◆ **TASK GOAL**
Please say how many lines below include the word "معطرة", with nothing beyond the number.

◆ **DATA RECORDS**
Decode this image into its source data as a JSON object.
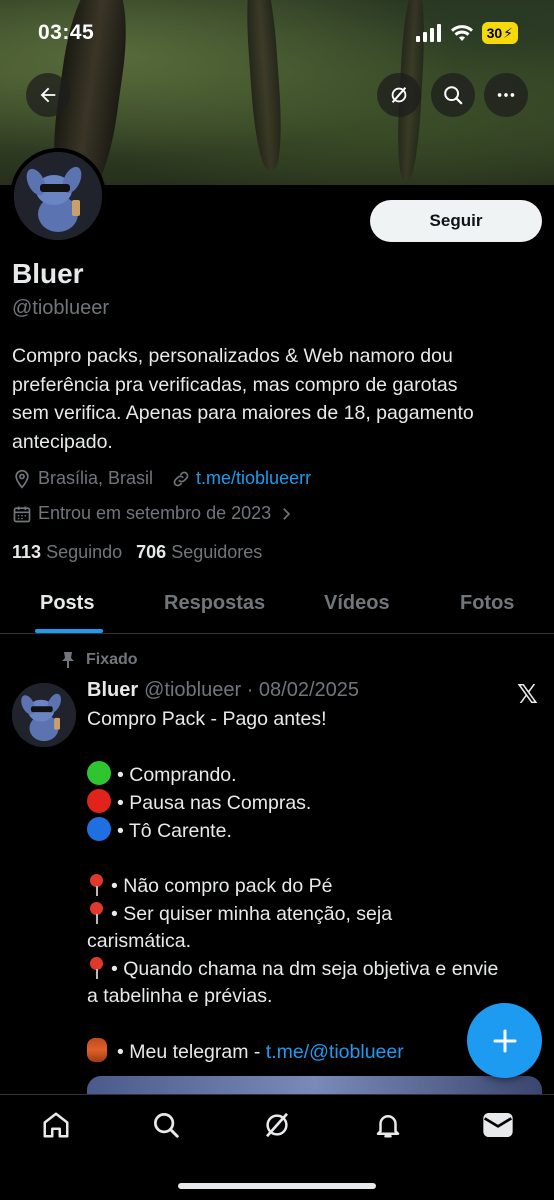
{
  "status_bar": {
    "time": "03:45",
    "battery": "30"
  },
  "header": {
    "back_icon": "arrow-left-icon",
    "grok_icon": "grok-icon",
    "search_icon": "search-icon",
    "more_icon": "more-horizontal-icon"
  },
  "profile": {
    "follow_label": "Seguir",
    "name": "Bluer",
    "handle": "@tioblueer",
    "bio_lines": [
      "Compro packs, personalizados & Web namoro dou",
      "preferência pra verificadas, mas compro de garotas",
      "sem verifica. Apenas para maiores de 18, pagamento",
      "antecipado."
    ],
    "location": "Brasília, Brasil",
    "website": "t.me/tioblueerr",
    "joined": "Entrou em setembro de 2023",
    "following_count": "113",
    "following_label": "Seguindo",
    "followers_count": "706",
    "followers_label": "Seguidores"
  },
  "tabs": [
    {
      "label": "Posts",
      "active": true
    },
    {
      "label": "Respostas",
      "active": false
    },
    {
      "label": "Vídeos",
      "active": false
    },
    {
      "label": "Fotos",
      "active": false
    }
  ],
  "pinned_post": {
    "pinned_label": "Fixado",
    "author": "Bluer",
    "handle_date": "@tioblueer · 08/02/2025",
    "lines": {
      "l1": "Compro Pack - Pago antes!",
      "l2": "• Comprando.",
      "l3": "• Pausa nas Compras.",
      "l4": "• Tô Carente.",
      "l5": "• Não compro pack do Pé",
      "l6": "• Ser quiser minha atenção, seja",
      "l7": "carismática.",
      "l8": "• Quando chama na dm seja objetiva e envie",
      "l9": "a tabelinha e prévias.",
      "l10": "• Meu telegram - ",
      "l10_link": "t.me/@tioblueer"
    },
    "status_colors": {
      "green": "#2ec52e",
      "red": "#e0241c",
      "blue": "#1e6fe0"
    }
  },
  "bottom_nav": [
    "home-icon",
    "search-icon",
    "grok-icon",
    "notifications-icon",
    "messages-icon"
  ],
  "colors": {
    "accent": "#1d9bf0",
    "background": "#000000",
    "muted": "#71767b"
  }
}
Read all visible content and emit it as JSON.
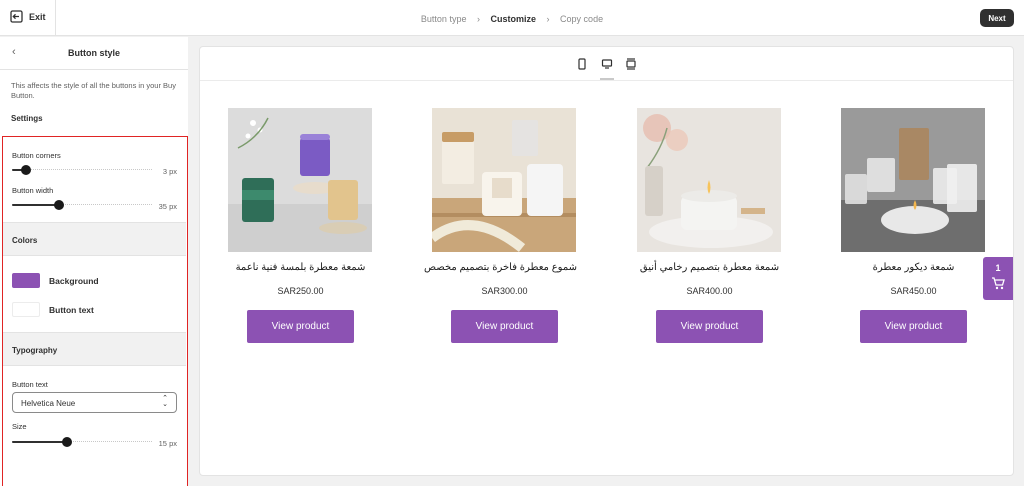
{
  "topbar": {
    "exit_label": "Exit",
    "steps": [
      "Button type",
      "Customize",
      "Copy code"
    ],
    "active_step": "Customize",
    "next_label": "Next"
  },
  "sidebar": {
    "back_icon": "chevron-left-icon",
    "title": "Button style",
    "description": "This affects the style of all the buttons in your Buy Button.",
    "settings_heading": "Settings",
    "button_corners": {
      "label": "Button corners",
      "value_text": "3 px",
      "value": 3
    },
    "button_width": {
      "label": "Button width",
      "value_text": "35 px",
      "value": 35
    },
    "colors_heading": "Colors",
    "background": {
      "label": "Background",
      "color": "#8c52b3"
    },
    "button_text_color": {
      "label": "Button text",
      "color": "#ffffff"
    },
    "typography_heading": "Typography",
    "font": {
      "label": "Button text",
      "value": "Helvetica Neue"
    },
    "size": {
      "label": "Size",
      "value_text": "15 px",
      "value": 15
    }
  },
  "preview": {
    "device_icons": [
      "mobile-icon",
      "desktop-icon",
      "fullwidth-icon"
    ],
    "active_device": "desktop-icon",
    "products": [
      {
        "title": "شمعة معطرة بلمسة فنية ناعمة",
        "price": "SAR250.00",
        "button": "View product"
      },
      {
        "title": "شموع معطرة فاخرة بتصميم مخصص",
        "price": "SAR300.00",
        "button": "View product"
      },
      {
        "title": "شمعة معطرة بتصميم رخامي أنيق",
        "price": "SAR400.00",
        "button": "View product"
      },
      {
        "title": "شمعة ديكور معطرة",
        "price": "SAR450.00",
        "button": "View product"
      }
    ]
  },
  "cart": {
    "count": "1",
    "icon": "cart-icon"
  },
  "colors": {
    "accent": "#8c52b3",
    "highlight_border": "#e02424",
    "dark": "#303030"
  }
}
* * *
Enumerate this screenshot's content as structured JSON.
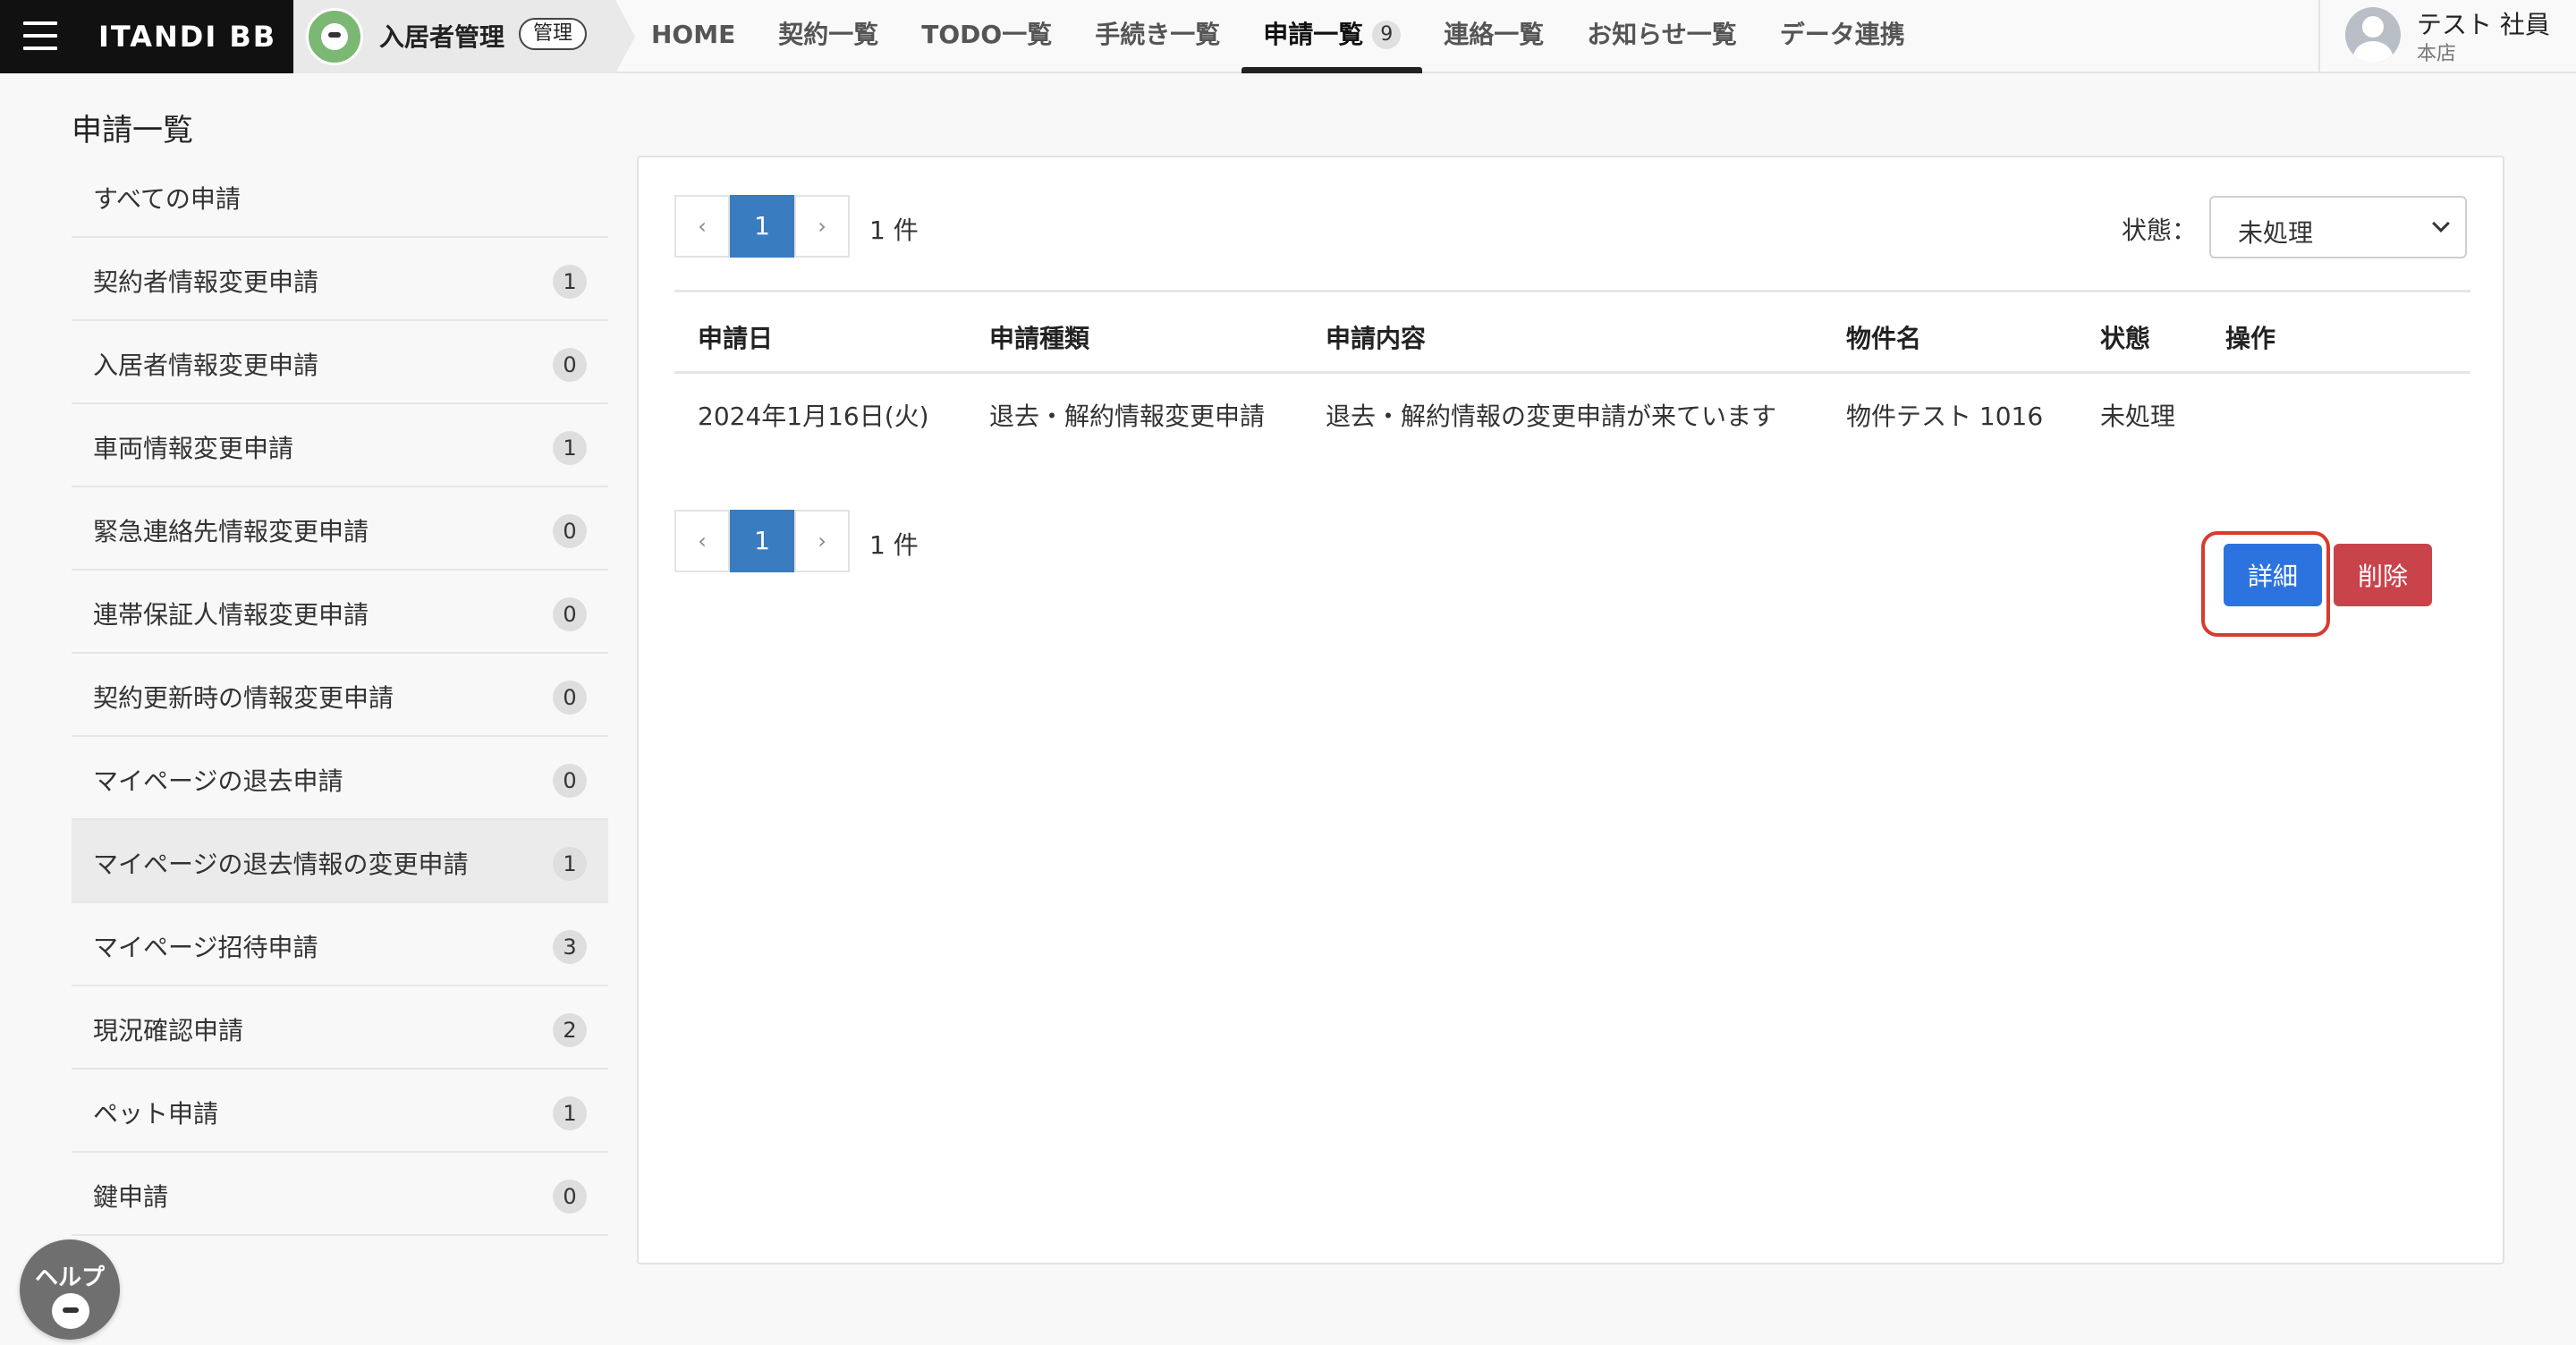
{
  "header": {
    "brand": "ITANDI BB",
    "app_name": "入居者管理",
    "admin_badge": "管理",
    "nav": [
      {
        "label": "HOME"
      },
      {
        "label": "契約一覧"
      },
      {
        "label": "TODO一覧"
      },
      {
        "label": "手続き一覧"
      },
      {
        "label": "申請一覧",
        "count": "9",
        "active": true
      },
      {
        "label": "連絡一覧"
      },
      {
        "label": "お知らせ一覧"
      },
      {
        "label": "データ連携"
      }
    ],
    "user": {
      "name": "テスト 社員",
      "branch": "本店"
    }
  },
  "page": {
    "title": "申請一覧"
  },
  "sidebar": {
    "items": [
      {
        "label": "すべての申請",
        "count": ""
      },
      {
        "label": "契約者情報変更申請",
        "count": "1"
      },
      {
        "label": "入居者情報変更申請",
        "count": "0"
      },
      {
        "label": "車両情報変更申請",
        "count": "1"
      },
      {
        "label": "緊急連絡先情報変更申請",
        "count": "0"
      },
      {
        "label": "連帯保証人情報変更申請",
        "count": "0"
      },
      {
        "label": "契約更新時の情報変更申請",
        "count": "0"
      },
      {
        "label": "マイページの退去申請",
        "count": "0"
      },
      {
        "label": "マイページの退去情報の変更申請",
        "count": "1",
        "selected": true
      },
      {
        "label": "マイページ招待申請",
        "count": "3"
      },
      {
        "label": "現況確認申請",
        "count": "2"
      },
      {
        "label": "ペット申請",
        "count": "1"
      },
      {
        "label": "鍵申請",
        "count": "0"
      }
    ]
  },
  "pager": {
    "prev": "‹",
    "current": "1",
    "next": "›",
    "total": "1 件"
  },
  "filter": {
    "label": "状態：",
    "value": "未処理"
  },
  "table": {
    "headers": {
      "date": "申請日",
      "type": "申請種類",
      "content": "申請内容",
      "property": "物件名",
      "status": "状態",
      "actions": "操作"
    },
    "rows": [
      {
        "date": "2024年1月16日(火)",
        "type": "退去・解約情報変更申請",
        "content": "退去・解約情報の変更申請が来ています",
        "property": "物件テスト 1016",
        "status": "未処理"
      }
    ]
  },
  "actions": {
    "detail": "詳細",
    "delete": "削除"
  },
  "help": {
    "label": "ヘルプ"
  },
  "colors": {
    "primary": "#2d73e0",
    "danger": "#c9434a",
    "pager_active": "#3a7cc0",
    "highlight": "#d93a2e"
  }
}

◆ **EXERCISE ANSWER**
4